Golovkin came to life in the middle-to-late stages of the fight, also known as the championship rounds. He snapped his signature left jab with success all night, but he also found success working combinations and body shots. Golovkin was accused of being a little withheld in the first fight, and he was raging against a repeat accusation. In both the 10th and 11th rounds, Golovkin landed shots that seemed to stun Canelo, and the temptation was to believe—for a split second each time—that he was in trouble. He wasn’t. He’d recover and coolly return fire, and soon enough stalk forward as though nothing in Golovkin’s arsenal could faze him.
If Canelo’s victories over Amir Khan and Miguel Cotto were half-attributable to his size advantage, he showed on Saturday night that he can handle the power of a big middleweight, even during headhunting surges late in a fight. He distributed the blows through his body, like a cartoon character who swallows a fuse-lit bomb and belches smoke.
Afterward, Kellerman asked Canelo what he had in his chin. Canelo, ever-deflecting, patted himself on the back a little bit, saying that he is a great rival to Golovkin. He also said what everybody else was thinking. “If the people want a third fight we will do it again, but for now I want to enjoy the moment with my family and my people,” he said. “But we’ll do it again, no doubt.”
Why not? All that bad blood that has built up over the past year has nowhere else to go. LeBron said it best in a tweet after the fight:

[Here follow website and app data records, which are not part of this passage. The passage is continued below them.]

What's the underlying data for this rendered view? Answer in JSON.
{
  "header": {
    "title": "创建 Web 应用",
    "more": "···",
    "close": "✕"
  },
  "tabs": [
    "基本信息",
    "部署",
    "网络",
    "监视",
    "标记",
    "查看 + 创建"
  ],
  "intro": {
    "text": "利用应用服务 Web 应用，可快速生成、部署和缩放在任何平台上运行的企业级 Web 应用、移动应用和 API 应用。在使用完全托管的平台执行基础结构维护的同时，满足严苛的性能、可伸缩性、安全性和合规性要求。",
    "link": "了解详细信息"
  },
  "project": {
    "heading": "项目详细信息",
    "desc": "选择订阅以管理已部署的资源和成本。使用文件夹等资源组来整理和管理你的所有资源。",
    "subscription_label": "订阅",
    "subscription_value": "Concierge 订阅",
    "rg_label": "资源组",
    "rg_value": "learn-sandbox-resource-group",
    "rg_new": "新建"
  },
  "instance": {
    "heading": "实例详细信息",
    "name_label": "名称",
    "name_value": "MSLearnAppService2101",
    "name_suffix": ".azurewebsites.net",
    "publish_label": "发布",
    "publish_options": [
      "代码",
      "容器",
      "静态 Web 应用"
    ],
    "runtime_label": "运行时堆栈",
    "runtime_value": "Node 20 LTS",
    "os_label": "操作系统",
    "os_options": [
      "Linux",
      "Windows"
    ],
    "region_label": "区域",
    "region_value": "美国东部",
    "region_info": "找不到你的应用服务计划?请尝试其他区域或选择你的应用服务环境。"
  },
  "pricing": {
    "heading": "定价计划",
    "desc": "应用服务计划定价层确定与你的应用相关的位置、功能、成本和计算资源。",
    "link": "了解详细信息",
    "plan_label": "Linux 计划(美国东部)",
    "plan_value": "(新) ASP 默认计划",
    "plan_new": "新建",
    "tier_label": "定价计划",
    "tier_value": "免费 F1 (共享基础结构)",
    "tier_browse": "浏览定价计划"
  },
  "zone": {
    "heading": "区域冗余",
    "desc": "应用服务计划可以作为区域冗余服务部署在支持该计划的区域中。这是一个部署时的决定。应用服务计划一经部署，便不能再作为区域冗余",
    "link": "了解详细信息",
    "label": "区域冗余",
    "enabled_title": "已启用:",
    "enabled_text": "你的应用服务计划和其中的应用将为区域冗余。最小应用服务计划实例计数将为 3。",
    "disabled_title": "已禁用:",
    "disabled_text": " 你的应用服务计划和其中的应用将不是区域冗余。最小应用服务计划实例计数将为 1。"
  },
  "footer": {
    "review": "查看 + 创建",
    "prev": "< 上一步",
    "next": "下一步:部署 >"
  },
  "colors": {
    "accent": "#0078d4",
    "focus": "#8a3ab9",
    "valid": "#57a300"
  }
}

A knock on Golovkin is that he doesn’t have any big trophy wins in his career, other than perhaps a decision over Daniel Jacobs. Still, he’s a bulldozer, an “it” fighter who can give Canelo everything he can handle, including another Brink’s truck full of cash. Golovkin had the zero taken from his loss column, but in doing so he added about seven of them to his bank account. There’s nothing finer than a razor-close Big Time Fight that brings in millions of dollars and leaves off with an ellipsis between the 24th and 25th rounds. For those reasons equally, a third fight seems destined to happen.